On top of this, research over the years has suggested that the BCG vaccine may reduce the vulnerability of people to other viral diseases. And the same may also be true for another vaccine, namely the oral polio vaccine (OPV), also known as the Sabin vaccine, after the researcher who developed it in the 1950s, Albert Sabin.

In the United States, the Sabin vaccine is no longer given, but it was administered to children from 1963 to 2000. If you were a child during that period, you may have received it. It would have been something that your doctor or nurse gave you to drink, a kind of vaccine that would not have made you cry, as it is not a shot. Overlapping with the use of OPV and continuing to this day has been a different polio vaccine, namely the Salk vaccine, named for a different scientist, Jonas Salk, who lived in the same time period as Sabin. Unlike OPV, the Salk vaccine is injected, but it’s the Sabin vaccine, the one that you drink, that some scientists believe may possibly boost innate immunity in a way that can be helpful against COVID-19.

An important word of scientific caution. At present, there are not enough data for scientists to conclude that OPV would be an effective treatment or preventive measure against COVID-19. It is speculative, a hypothesis. However, unlike BCG, which is attached to some concerns and uncertainties regarding its safety in pregnancy, no particular pregnancy dangers have been documented for OPV. While this does not mean that you should run out to get a dose of OPV, it does mean that, in the event that the science turns out to show that OPV is useful against COVID-19, or against viral outbreaks of the future, then most likely the treatment will be available to pregnant women.

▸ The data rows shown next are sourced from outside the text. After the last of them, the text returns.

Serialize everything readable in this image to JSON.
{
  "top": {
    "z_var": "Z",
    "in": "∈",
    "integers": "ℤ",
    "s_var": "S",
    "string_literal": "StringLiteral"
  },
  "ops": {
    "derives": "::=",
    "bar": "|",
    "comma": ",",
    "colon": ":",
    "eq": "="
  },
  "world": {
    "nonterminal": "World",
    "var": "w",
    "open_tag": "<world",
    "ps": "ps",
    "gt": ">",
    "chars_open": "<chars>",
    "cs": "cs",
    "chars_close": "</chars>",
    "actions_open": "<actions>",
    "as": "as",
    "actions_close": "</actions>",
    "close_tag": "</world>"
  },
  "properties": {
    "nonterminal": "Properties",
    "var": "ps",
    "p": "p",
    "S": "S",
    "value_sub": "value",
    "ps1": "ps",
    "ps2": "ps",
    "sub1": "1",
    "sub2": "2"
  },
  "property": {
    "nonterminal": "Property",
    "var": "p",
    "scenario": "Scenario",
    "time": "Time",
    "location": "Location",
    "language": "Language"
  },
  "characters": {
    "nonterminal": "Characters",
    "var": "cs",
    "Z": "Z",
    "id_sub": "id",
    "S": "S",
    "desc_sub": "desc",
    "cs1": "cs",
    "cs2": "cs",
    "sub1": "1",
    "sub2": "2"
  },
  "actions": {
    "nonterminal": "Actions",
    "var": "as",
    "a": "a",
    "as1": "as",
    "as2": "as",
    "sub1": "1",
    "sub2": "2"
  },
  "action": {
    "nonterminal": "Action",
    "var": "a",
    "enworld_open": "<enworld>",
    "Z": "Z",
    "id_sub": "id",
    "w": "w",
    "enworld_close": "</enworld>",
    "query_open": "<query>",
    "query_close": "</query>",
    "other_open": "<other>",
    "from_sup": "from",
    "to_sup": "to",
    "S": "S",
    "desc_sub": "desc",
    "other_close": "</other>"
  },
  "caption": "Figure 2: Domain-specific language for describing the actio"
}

David Warmflash
Dr. David Warmflash is a science communicator and physician with a research background in astrobiology and space medicine. He has completed research fellowships at NASA Johnson Space Center, the University of Pennsylvania, and Brandeis University. Since 2002, he has been collaborating with The Planetary Society on experiments helping us to understand the effects of deep space radiation on life forms, and since 2011 has worked nearly full time in medical writing and science journalism. His focus area includes the emergence of new biotechnologies and their impact on biomedicine, public health, and society.

Leave a Reply

This site uses Akismet to reduce spam. Learn how your comment data is processed.